**EXERCISE OBJECTIVE:** Every entry below must be repeated exactly; skip the pictures.

(Web page and app entries)
···

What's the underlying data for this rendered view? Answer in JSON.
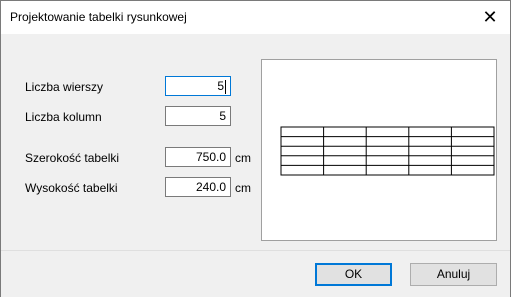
{
  "dialog": {
    "title": "Projektowanie tabelki rysunkowej",
    "close_glyph": "✕"
  },
  "fields": {
    "rows": {
      "label": "Liczba wierszy",
      "value": "5"
    },
    "cols": {
      "label": "Liczba kolumn",
      "value": "5"
    },
    "width": {
      "label": "Szerokość tabelki",
      "value": "750.0",
      "unit": "cm"
    },
    "height": {
      "label": "Wysokość tabelki",
      "value": "240.0",
      "unit": "cm"
    }
  },
  "preview": {
    "rows": 5,
    "cols": 5,
    "line_color": "#000000"
  },
  "buttons": {
    "ok": "OK",
    "cancel": "Anuluj"
  },
  "colors": {
    "accent": "#0078d7",
    "dialog_bg": "#f0f0f0"
  }
}
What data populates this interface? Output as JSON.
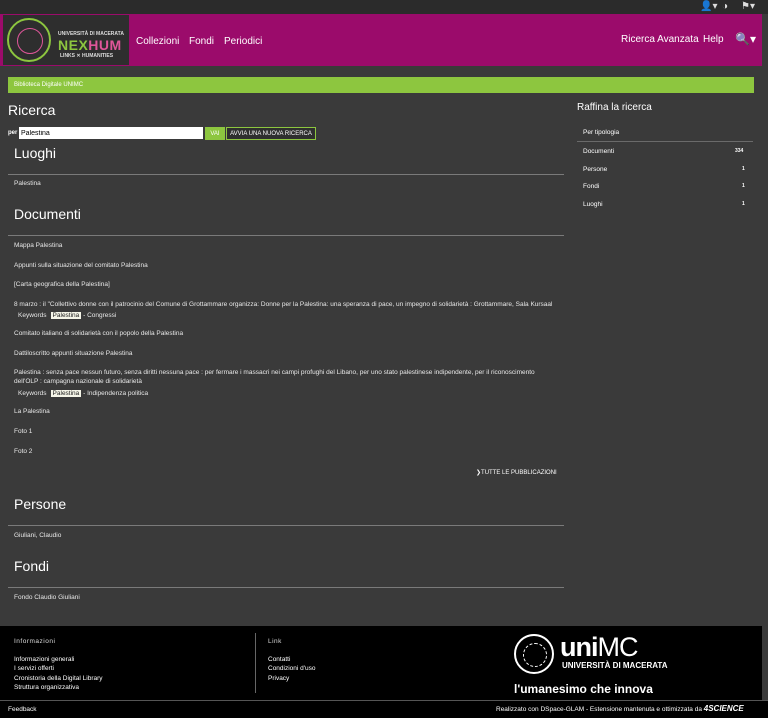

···

**EXPECTED ANSWER:**
What's the underlying data for this rendered view? Answer in JSON.
{
  "dialog": {
    "title": "Projektowanie tabelki rysunkowej",
    "close_glyph": "✕"
  },
  "fields": {
    "rows": {
      "label": "Liczba wierszy",
      "value": "5"
    },
    "cols": {
      "label": "Liczba kolumn",
      "value": "5"
    },
    "width": {
      "label": "Szerokość tabelki",
      "value": "750.0",
      "unit": "cm"
    },
    "height": {
      "label": "Wysokość tabelki",
      "value": "240.0",
      "unit": "cm"
    }
  },
  "preview": {
    "rows": 5,
    "cols": 5,
    "line_color": "#000000"
  },
  "buttons": {
    "ok": "OK",
    "cancel": "Anuluj"
  },
  "colors": {
    "accent": "#0078d7",
    "dialog_bg": "#f0f0f0"
  }
}
What data populates this interface? Output as JSON.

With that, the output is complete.